Required work :: Where a picture appears, leave it out, and print the rest of the records as they are.

Material to process Start Marker

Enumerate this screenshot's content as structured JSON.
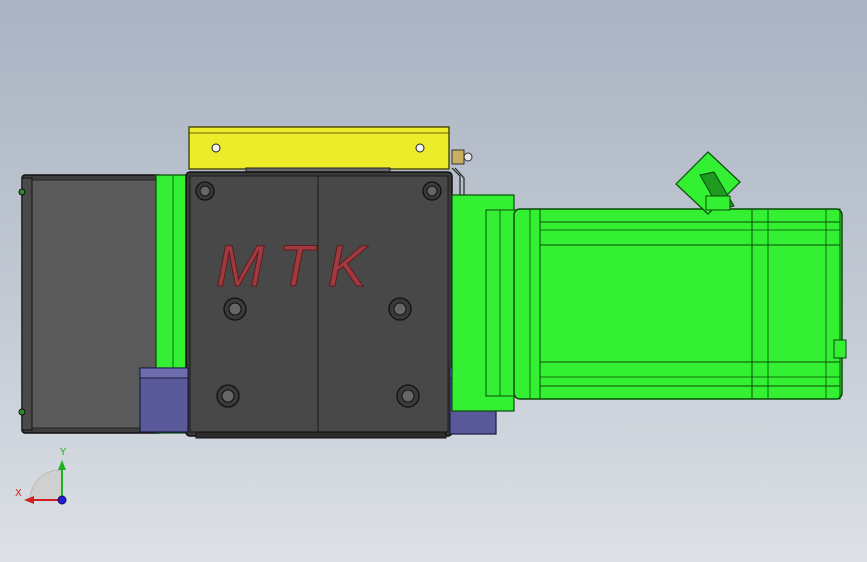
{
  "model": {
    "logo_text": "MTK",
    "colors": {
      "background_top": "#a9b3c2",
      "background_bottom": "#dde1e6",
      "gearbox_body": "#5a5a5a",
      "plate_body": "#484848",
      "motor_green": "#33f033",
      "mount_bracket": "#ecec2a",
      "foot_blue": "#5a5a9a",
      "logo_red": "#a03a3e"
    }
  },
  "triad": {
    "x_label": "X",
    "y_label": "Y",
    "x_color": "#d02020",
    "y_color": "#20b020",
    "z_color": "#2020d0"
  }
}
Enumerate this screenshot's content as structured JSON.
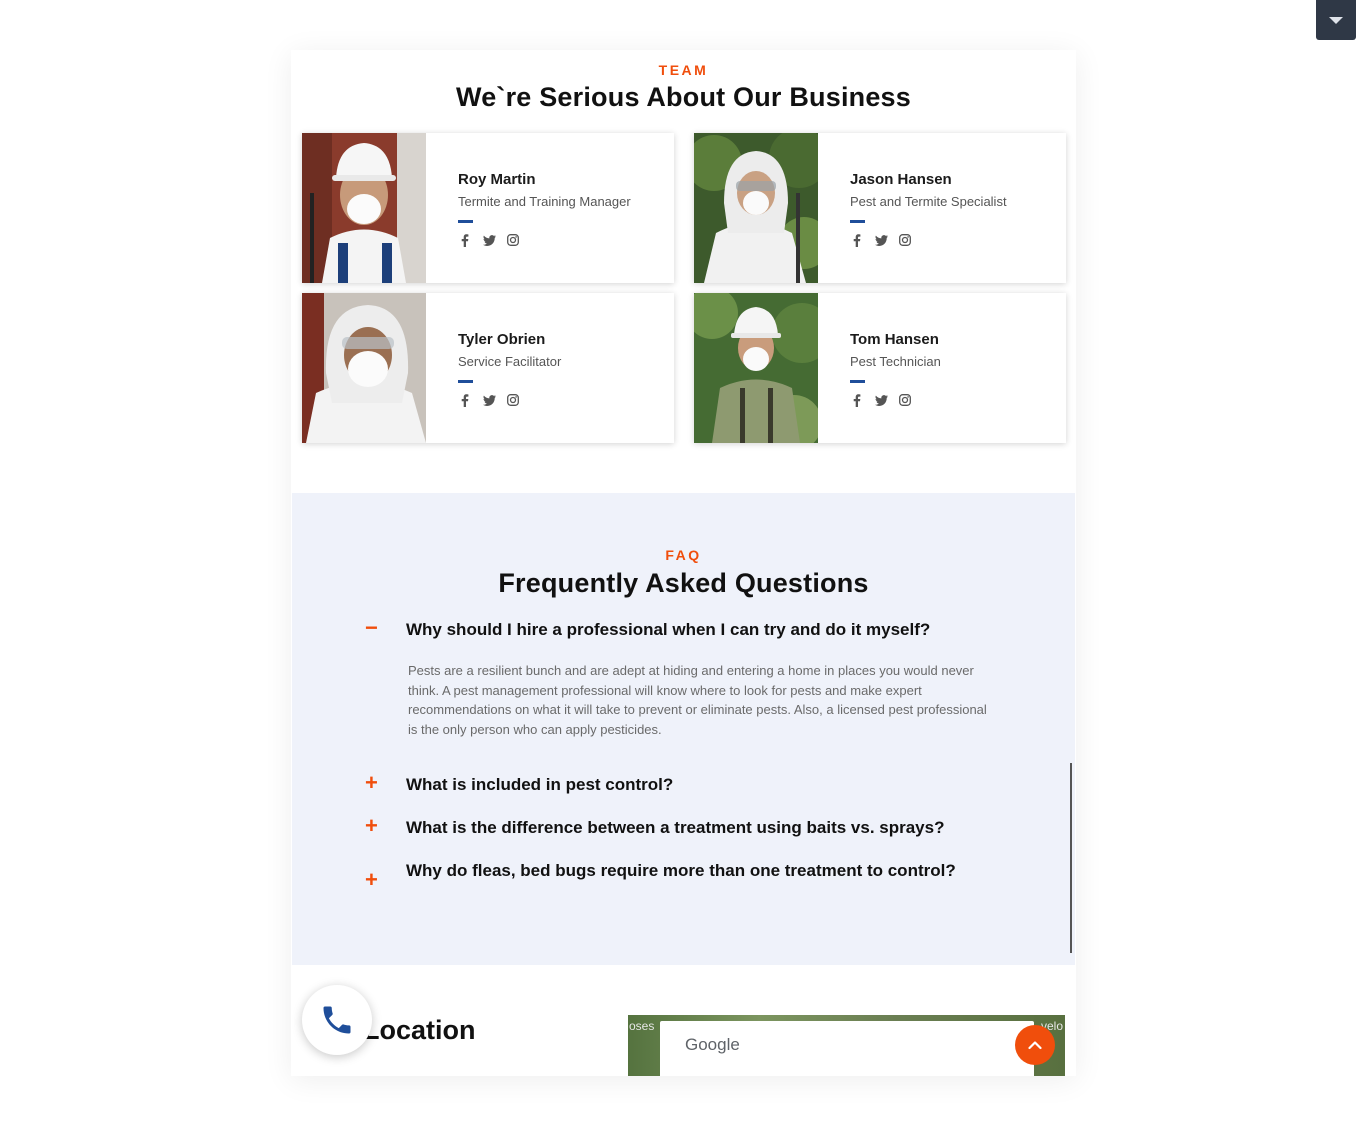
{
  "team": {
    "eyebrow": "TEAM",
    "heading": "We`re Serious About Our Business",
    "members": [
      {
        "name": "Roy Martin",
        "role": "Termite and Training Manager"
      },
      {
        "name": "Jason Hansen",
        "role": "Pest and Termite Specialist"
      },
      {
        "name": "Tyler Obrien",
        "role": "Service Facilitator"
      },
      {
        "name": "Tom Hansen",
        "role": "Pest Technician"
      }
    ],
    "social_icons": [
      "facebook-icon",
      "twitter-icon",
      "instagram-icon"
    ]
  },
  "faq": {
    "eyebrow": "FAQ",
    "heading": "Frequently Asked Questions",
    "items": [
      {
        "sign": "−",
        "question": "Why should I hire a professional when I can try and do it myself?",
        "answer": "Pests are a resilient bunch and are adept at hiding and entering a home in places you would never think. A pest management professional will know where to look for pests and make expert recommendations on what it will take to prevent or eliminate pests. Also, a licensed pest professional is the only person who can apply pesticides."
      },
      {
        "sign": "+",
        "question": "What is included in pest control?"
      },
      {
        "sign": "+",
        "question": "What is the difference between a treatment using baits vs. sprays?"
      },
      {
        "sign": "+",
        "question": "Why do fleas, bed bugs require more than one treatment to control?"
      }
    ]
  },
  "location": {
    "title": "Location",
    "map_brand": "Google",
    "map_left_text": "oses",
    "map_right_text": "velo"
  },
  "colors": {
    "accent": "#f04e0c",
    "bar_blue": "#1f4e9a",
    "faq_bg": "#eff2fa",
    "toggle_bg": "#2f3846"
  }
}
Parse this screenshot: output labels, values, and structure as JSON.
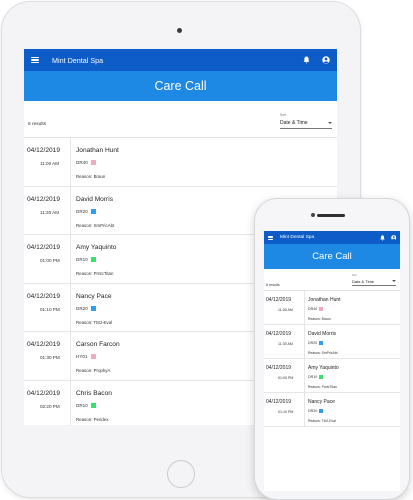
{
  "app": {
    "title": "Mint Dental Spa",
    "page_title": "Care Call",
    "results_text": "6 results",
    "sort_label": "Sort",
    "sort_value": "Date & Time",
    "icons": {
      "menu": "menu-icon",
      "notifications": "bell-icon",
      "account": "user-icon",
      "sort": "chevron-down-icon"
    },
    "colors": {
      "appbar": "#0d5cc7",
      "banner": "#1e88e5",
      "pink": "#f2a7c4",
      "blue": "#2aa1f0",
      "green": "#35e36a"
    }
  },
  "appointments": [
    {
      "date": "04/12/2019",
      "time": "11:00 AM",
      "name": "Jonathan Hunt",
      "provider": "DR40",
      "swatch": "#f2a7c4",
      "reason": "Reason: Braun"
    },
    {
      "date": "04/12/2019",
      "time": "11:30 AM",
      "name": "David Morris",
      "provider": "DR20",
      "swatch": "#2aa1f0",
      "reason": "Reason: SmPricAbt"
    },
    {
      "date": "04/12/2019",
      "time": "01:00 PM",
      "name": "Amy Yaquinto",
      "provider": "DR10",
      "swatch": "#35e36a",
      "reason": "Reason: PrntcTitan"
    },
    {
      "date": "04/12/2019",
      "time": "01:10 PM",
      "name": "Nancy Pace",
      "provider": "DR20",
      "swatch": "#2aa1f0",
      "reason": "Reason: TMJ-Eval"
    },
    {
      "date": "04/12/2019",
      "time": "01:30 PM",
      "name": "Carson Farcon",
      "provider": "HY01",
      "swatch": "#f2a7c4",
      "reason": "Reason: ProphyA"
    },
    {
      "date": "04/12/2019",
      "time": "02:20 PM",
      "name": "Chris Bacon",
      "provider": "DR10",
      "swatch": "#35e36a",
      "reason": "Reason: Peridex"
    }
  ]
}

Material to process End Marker

Reply to the exercise ::
Enumerate this screenshot's content as structured JSON.
{
  "model": {
    "logo_text": "MTK",
    "colors": {
      "background_top": "#a9b3c2",
      "background_bottom": "#dde1e6",
      "gearbox_body": "#5a5a5a",
      "plate_body": "#484848",
      "motor_green": "#33f033",
      "mount_bracket": "#ecec2a",
      "foot_blue": "#5a5a9a",
      "logo_red": "#a03a3e"
    }
  },
  "triad": {
    "x_label": "X",
    "y_label": "Y",
    "x_color": "#d02020",
    "y_color": "#20b020",
    "z_color": "#2020d0"
  }
}
Enumerate this screenshot's content as structured JSON.
{
  "team": {
    "eyebrow": "TEAM",
    "heading": "We`re Serious About Our Business",
    "members": [
      {
        "name": "Roy Martin",
        "role": "Termite and Training Manager"
      },
      {
        "name": "Jason Hansen",
        "role": "Pest and Termite Specialist"
      },
      {
        "name": "Tyler Obrien",
        "role": "Service Facilitator"
      },
      {
        "name": "Tom Hansen",
        "role": "Pest Technician"
      }
    ],
    "social_icons": [
      "facebook-icon",
      "twitter-icon",
      "instagram-icon"
    ]
  },
  "faq": {
    "eyebrow": "FAQ",
    "heading": "Frequently Asked Questions",
    "items": [
      {
        "sign": "−",
        "question": "Why should I hire a professional when I can try and do it myself?",
        "answer": "Pests are a resilient bunch and are adept at hiding and entering a home in places you would never think. A pest management professional will know where to look for pests and make expert recommendations on what it will take to prevent or eliminate pests. Also, a licensed pest professional is the only person who can apply pesticides."
      },
      {
        "sign": "+",
        "question": "What is included in pest control?"
      },
      {
        "sign": "+",
        "question": "What is the difference between a treatment using baits vs. sprays?"
      },
      {
        "sign": "+",
        "question": "Why do fleas, bed bugs require more than one treatment to control?"
      }
    ]
  },
  "location": {
    "title": "Location",
    "map_brand": "Google",
    "map_left_text": "oses",
    "map_right_text": "velo"
  },
  "colors": {
    "accent": "#f04e0c",
    "bar_blue": "#1f4e9a",
    "faq_bg": "#eff2fa",
    "toggle_bg": "#2f3846"
  }
}
Parse this screenshot: output labels, values, and structure as JSON.
{
  "app": {
    "title": "Mint Dental Spa",
    "page_title": "Care Call",
    "results_text": "6 results",
    "sort_label": "Sort",
    "sort_value": "Date & Time",
    "icons": {
      "menu": "menu-icon",
      "notifications": "bell-icon",
      "account": "user-icon",
      "sort": "chevron-down-icon"
    },
    "colors": {
      "appbar": "#0d5cc7",
      "banner": "#1e88e5",
      "pink": "#f2a7c4",
      "blue": "#2aa1f0",
      "green": "#35e36a"
    }
  },
  "appointments": [
    {
      "date": "04/12/2019",
      "time": "11:00 AM",
      "name": "Jonathan Hunt",
      "provider": "DR40",
      "swatch": "#f2a7c4",
      "reason": "Reason: Braun"
    },
    {
      "date": "04/12/2019",
      "time": "11:30 AM",
      "name": "David Morris",
      "provider": "DR20",
      "swatch": "#2aa1f0",
      "reason": "Reason: SmPricAbt"
    },
    {
      "date": "04/12/2019",
      "time": "01:00 PM",
      "name": "Amy Yaquinto",
      "provider": "DR10",
      "swatch": "#35e36a",
      "reason": "Reason: PrntcTitan"
    },
    {
      "date": "04/12/2019",
      "time": "01:10 PM",
      "name": "Nancy Pace",
      "provider": "DR20",
      "swatch": "#2aa1f0",
      "reason": "Reason: TMJ-Eval"
    },
    {
      "date": "04/12/2019",
      "time": "01:30 PM",
      "name": "Carson Farcon",
      "provider": "HY01",
      "swatch": "#f2a7c4",
      "reason": "Reason: ProphyA"
    },
    {
      "date": "04/12/2019",
      "time": "02:20 PM",
      "name": "Chris Bacon",
      "provider": "DR10",
      "swatch": "#35e36a",
      "reason": "Reason: Peridex"
    }
  ]
}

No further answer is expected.